Copy every line of the data that contains the string "icon".

Supplied records: Begin

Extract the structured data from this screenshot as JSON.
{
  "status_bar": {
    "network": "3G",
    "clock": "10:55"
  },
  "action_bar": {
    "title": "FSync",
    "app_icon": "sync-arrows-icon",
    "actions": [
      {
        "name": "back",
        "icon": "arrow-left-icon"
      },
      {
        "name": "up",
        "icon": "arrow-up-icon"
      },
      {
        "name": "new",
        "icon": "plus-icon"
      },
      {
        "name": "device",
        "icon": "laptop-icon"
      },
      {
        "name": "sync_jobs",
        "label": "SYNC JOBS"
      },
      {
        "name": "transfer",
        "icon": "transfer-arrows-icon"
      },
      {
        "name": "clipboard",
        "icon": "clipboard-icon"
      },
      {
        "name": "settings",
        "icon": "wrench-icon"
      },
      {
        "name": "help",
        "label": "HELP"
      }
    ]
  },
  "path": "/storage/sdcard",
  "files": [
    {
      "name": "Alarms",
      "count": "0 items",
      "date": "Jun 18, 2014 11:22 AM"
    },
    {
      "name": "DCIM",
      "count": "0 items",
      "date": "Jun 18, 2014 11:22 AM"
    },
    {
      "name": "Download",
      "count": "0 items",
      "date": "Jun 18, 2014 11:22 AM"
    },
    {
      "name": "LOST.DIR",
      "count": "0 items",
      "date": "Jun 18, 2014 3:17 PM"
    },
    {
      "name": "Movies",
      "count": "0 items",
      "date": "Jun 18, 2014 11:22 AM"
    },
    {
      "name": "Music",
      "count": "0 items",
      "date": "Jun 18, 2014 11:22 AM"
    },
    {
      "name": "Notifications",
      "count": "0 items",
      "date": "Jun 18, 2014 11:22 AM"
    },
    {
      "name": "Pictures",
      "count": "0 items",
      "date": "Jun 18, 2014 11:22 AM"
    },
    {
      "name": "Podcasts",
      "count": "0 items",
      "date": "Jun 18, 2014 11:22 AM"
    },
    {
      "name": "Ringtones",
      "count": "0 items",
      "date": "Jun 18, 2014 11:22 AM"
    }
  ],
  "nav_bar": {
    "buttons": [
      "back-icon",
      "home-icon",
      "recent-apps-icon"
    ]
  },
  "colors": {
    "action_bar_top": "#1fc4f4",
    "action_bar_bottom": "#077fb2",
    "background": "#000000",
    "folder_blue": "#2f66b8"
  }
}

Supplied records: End

▶ Answer box
    "app_icon": "sync-arrows-icon",
        "icon": "arrow-left-icon"
        "icon": "arrow-up-icon"
        "icon": "plus-icon"
        "icon": "laptop-icon"
        "icon": "transfer-arrows-icon"
        "icon": "clipboard-icon"
        "icon": "wrench-icon"
      "back-icon",
      "home-icon",
      "recent-apps-icon"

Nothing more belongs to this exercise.